BANGALORE: Smart growth is the buzzword for cities struggling to overcome the horrors of urban sprawl. ‘New guard’ urban planners at the Rio de Janeiro United Nations Conference on Environment and Development while accepting that growth and development would continue to occur, sought to put in place sustainable communities that are good places to live, to do business, to work, and to raise families. The aim was to facilitate residents’ access to quality education to livable, safe and healthy places and stimulate economic activity.
Remarkably, these are the very parameters that are powering North Bangalore. Not since the introduction of software industry and the resultant emergence of Electronics City has any economic activity so recharged Bangalore as the new international airport at Devanahalli.
But what’s working for North Bangalore is that the social infrastructure – good schools and hospitals – had started emerging in this area even before the airport came up. The main draw was the availability of large parcels of land at cheap rates.
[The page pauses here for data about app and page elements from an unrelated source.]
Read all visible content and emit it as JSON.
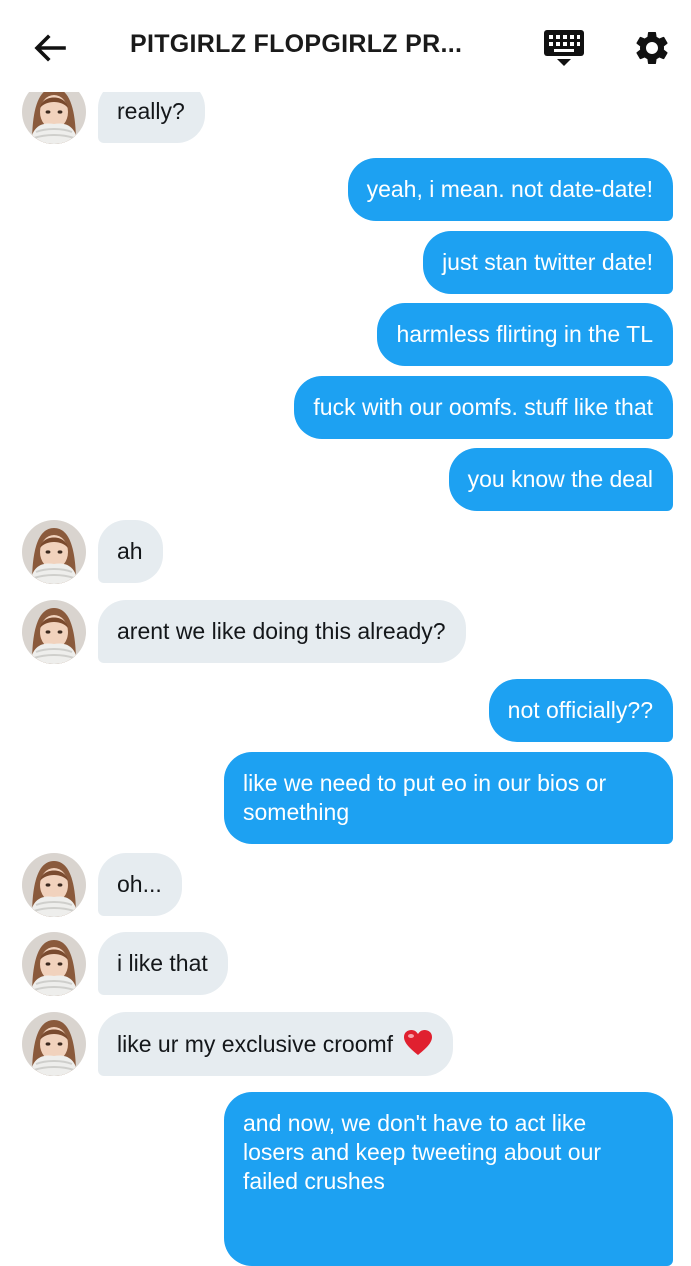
{
  "header": {
    "title": "PITGIRLZ FLOPGIRLZ PR...",
    "back_icon": "arrow-left-icon",
    "keyboard_icon": "keyboard-icon",
    "settings_icon": "gear-icon"
  },
  "colors": {
    "outgoing_bubble": "#1da1f2",
    "incoming_bubble": "#e6ecf0",
    "text_dark": "#14171a"
  },
  "messages": [
    {
      "from": "them",
      "text": "really?"
    },
    {
      "from": "me",
      "text": "yeah, i mean. not date-date!"
    },
    {
      "from": "me",
      "text": "just stan twitter date!"
    },
    {
      "from": "me",
      "text": "harmless flirting in the TL"
    },
    {
      "from": "me",
      "text": "fuck with our oomfs. stuff like that"
    },
    {
      "from": "me",
      "text": "you know the deal"
    },
    {
      "from": "them",
      "text": "ah"
    },
    {
      "from": "them",
      "text": "arent we like doing this already?"
    },
    {
      "from": "me",
      "text": "not officially??"
    },
    {
      "from": "me",
      "text": "like we need to put eo in our bios or something"
    },
    {
      "from": "them",
      "text": "oh..."
    },
    {
      "from": "them",
      "text": "i like that"
    },
    {
      "from": "them",
      "text": "like ur my exclusive croomf",
      "emoji": "red-heart-icon"
    },
    {
      "from": "me",
      "text": "and now, we don't have to act like losers and keep tweeting about our failed crushes"
    }
  ]
}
Many of these schools now top national lists and are, in many cases, the first choice preference of even third and fourth-generation Bangaloreans.
“The decisive difference is that in all other areas, including Electronics City, the localities sprung up first and the connectivity to the localities came limping along much later,” said V S Surendar, joint MD of Standard Brick and Tiles Company which has entered into a joint development with RMZ Corp to convert a major part of their sprawling facility off the Bangalore International Airport road in Yelahanka into a bouquet of mall, multiplex, hotel, office space and residential complex.
Arjun Menda, group chairman of RMZ Corp was emphatic when he said that in five years the centre of the city would gravitate towards North Bangalore. “We saw this happening in Mumbai when the focus of activity shifted from Central Mumbai to the Kurla-Bandra region. In Bangalore too, far flung areas like Whitefield and Banashankari are bound to lose out. They are far from the airport and road connectivity is choked,” he says.